Robin DiAngelo received a PhD in Multicultural Education from the University of Washington in Seattle in 2004. She earned tenure at Westfield State University in Massachusetts. Currently she is Affiliate Associate Professor of Education at the University of Washington, Seattle. In addition, she holds two Honorary Doctoral Degrees. Her area of research is in Whiteness Studies and Critical Discourse Analysis, tracing how whiteness is reproduced in everyday narratives. She is a two-time winner of the Student’s Choice Award for Educator of the Year at the University of Washington’s School of Social Work. She has numerous publications and books, including Is Everybody Really Equal?: An Introduction to Key Concepts in Critical Social Justice Education, co-written with Özlem Sensoy, and which received both the American Educational Studies Association Critics Choice Book Award (2012) and the Society of Professors of Education Book Award (2018). In 2011 she coined the term White Fragility in an academic article which influenced the international dialogue on race. Her book, White Fragility: Why It’s So Hard For White People To Talk About Racism was released in June of 2018 and debuted on the New York Times Bestseller List where it remained for 85 weeks. It is currently being translated into languages.
Mental Health Care and the Black Community
Mental Health Care and the Black Community; virtual panel followed by Q & A with Maime Butler, Ph.D. candidate in Counseling Psychology, CAPS staff therapist, and Black student liaison; Dr. David Rollock, Professor of Psychological Sciences, Clinical Psychology; and Meredith Stravers, Co-Founder of The Truth & Titus Collective. Join us for a discussion on mental health issues in the Black community including race-related stress and mental trauma, healing, navigating mental healthcare spaces in the mainstream, Afrocentric interventions, and much more.
March 15 – 17 Virtual Gullah/Geechee Tour
Gullah & Geechee History and Traditions. Spring 2021 the Purdue BCC will conduct a Virtual Gulllah/Geechee Tour. We will explore the history and culture found in this distinctly African Culture.
March 16; March 19
Spring Break Book Club for pre-teens (YA) New Kid by Jerry Craft
“Next Steps – Environment Justice, Climate Change, and Racial Justice,” is a free two-day virtual, regional, symposium March 25-26, 2021. The goal of this virtual conference is to make visible environmental justice work and create a regional action network by bringing together Purdue’s researchers, artists, scholars, and stakeholders, including peers working at research institutions across the state.
March 31 12p -1p
All About Love:
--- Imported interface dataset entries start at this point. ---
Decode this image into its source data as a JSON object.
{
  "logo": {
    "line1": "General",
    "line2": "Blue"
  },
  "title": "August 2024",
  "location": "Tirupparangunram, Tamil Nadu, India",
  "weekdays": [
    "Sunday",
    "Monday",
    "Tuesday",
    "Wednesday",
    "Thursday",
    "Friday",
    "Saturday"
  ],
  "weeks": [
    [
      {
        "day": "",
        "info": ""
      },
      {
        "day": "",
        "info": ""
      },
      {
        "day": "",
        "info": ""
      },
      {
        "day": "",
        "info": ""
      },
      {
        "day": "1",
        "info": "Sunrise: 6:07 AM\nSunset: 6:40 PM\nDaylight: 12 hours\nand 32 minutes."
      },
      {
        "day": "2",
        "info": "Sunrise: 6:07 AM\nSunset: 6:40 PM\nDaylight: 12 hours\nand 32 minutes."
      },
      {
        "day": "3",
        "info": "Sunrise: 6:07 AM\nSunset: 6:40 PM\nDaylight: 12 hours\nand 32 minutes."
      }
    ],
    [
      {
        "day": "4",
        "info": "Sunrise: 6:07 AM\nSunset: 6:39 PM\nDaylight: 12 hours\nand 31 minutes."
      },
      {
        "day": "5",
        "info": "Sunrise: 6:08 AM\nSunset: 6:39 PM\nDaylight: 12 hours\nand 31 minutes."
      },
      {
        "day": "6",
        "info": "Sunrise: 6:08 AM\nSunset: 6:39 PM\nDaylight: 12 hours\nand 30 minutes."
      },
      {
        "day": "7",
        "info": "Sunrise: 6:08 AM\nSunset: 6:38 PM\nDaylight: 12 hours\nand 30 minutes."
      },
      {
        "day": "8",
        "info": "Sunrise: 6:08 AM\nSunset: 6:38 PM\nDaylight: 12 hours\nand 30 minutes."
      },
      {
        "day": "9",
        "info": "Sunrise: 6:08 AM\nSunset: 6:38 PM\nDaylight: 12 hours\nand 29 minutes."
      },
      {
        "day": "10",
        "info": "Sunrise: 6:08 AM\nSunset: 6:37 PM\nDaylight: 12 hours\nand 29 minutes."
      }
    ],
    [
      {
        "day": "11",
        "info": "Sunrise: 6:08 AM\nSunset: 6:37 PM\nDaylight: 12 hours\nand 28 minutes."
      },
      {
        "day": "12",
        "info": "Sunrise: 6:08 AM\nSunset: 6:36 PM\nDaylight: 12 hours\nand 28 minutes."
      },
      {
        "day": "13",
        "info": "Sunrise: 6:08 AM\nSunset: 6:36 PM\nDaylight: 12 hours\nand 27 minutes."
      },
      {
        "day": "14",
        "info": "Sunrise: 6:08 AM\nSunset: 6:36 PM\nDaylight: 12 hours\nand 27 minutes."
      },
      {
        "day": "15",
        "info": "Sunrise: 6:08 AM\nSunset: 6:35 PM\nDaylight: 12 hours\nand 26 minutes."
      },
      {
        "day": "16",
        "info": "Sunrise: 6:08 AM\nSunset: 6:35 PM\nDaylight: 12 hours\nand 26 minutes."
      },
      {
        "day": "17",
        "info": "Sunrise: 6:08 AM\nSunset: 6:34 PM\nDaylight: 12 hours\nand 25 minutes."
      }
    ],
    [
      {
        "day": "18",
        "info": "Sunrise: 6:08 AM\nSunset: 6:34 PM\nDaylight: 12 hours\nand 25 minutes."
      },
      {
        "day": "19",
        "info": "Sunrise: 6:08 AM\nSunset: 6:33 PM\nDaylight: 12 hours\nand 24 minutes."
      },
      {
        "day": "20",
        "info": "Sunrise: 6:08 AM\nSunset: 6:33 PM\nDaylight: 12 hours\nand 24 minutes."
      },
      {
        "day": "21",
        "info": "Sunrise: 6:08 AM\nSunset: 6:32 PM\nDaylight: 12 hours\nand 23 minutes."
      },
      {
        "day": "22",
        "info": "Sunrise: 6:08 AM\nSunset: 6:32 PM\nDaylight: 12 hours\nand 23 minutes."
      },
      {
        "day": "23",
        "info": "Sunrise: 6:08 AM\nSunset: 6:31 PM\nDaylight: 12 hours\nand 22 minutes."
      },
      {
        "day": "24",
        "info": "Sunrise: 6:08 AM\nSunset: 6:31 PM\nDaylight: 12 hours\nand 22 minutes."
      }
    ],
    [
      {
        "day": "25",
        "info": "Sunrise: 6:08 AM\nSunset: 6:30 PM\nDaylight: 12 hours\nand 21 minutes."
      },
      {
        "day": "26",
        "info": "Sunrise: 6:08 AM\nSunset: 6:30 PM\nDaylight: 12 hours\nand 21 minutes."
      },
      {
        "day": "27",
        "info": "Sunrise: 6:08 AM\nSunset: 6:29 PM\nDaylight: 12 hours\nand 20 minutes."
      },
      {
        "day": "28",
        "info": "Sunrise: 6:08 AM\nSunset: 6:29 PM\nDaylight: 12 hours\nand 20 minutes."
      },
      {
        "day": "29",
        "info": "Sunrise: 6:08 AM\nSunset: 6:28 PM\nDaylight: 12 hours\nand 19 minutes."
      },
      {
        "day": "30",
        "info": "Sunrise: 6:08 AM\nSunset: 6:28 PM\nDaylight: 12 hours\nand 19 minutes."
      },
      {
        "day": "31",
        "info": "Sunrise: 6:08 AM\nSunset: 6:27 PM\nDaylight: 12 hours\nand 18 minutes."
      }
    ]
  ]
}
In this contemplative conversation with Poet Manon Voice, the group will review the best-selling book, “All About Love.” The group will also learn how to center a love ethic.
April 24 - Cultural Arts Festival featuring the BCC Ensembles